--- Input data ---
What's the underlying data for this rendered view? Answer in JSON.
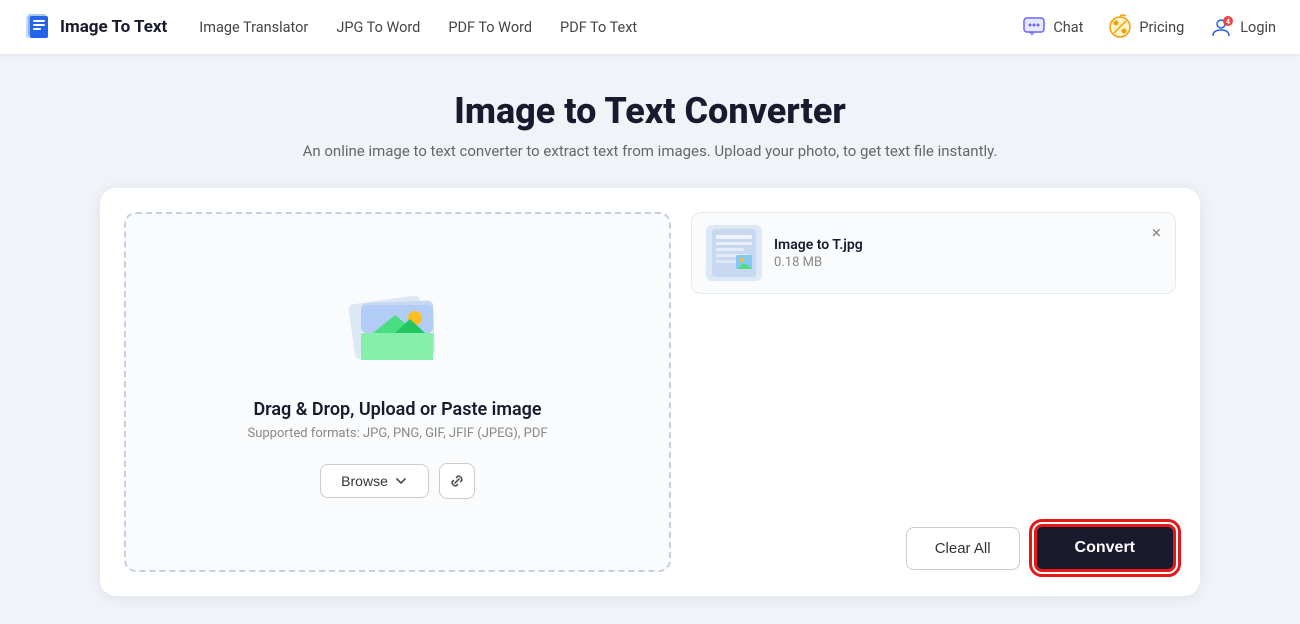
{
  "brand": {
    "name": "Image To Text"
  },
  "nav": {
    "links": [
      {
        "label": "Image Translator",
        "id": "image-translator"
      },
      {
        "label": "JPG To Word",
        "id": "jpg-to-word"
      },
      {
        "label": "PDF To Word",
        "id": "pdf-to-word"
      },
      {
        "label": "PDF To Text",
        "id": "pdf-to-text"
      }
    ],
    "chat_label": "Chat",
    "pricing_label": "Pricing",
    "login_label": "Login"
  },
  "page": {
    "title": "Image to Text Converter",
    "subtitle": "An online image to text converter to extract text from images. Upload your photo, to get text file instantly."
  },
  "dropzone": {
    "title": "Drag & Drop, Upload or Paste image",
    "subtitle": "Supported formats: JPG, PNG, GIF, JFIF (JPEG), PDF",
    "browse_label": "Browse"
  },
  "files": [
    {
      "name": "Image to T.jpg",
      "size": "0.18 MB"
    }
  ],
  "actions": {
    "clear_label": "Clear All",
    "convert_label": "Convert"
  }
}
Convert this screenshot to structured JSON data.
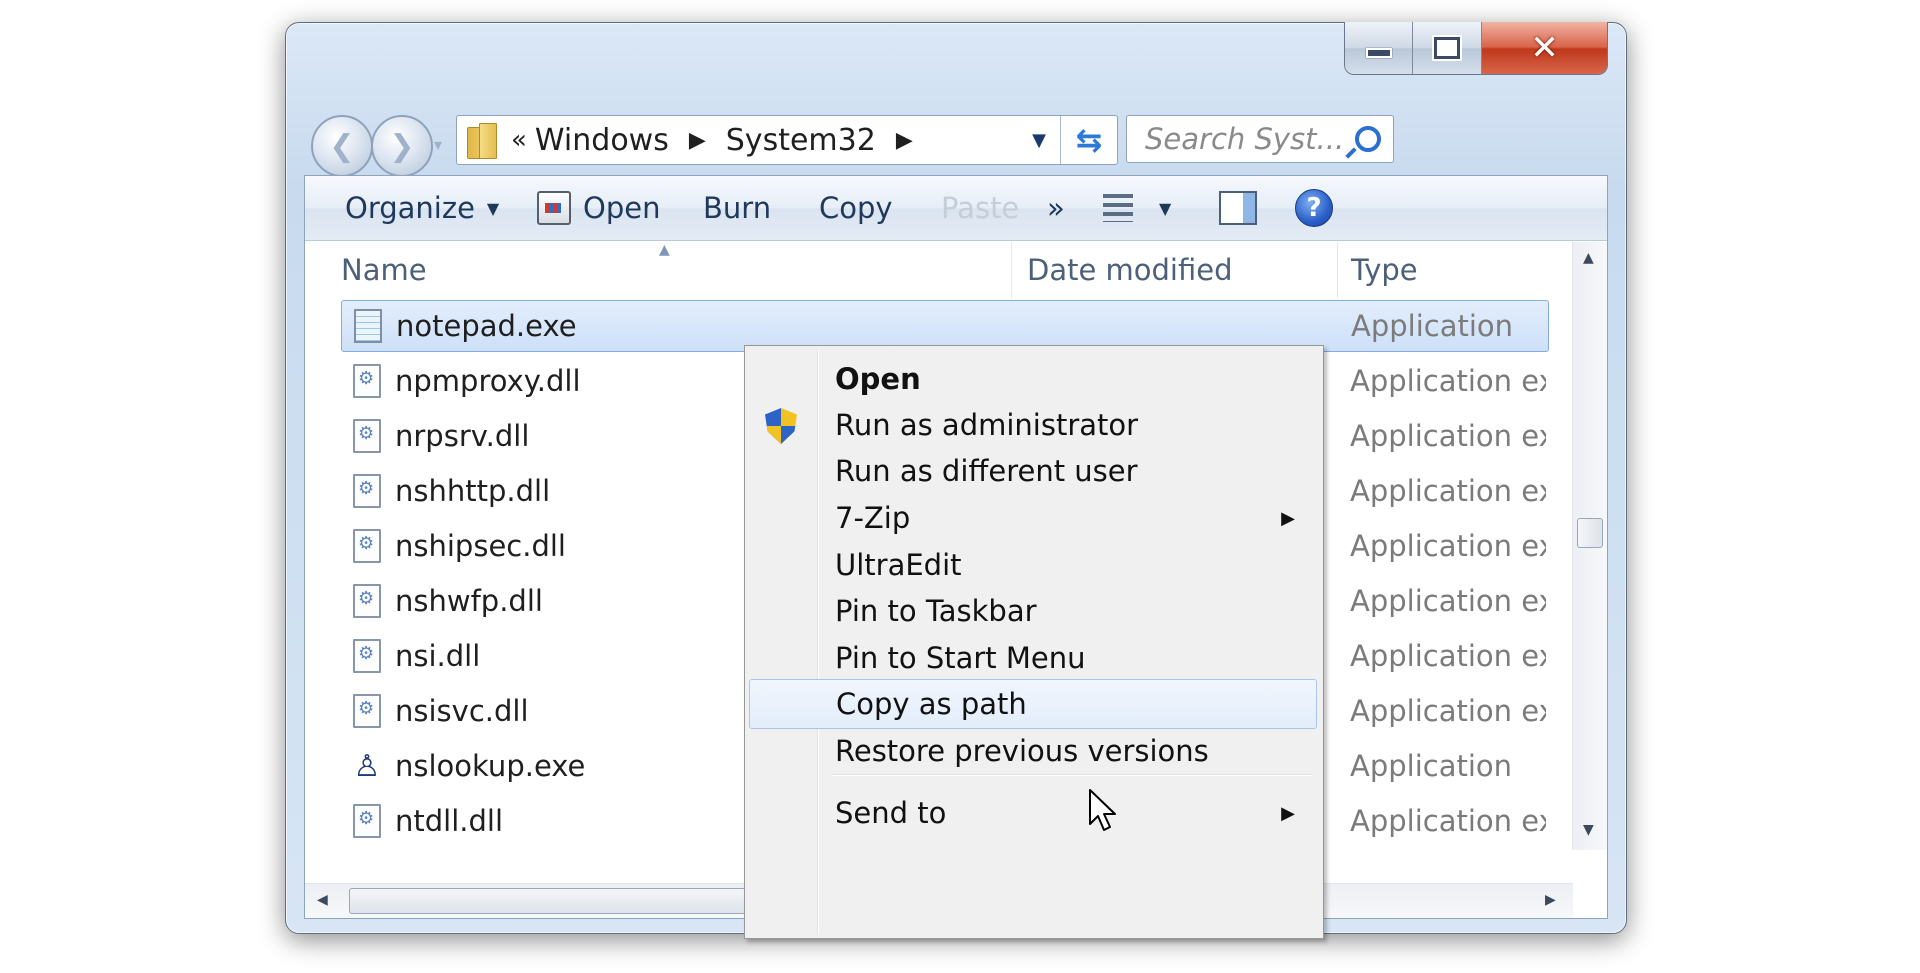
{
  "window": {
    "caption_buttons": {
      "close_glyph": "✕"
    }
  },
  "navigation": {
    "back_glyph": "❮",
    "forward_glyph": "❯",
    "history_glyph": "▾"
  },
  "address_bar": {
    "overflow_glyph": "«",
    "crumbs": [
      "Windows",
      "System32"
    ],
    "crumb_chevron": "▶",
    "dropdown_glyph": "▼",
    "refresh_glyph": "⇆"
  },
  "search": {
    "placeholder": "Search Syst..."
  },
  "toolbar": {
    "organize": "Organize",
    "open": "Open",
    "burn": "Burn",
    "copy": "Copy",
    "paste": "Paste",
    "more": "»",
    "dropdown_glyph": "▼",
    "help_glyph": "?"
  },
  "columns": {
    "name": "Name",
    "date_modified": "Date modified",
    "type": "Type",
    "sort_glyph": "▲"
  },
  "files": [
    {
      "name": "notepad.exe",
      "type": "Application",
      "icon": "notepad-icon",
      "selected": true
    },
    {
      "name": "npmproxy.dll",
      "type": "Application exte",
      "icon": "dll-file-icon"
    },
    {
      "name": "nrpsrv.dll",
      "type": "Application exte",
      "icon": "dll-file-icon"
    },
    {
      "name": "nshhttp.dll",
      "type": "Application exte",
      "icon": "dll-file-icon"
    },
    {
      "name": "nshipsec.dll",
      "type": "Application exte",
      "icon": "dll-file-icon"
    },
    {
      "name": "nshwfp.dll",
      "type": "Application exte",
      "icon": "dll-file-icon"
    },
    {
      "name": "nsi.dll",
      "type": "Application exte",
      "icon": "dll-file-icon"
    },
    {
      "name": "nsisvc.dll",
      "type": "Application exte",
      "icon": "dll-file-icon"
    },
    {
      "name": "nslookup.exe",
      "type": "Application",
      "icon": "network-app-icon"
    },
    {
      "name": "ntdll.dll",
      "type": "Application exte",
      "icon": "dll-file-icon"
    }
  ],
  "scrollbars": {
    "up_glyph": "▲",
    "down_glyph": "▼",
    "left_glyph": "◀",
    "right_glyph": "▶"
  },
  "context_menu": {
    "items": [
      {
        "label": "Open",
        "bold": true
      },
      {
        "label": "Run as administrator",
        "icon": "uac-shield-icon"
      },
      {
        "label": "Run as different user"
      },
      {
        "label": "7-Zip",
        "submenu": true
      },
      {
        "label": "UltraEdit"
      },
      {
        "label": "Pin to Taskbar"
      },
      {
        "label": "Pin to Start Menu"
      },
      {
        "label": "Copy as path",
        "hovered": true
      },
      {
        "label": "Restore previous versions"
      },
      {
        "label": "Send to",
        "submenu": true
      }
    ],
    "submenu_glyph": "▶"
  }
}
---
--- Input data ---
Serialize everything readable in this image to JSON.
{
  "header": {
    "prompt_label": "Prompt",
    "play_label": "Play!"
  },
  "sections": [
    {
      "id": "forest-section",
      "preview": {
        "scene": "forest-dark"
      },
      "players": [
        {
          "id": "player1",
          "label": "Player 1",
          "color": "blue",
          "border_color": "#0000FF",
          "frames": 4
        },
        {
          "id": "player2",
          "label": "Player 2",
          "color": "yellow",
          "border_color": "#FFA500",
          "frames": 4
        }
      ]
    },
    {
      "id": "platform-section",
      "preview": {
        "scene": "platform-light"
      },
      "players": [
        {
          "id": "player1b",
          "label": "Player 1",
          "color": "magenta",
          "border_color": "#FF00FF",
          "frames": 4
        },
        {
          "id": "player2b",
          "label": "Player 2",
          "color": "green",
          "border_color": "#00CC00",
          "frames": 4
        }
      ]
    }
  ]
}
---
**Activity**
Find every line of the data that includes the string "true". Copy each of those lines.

**Answer to the exercise**
      "selected": true
        "bold": true
        "submenu": true
        "hovered": true
        "submenu": true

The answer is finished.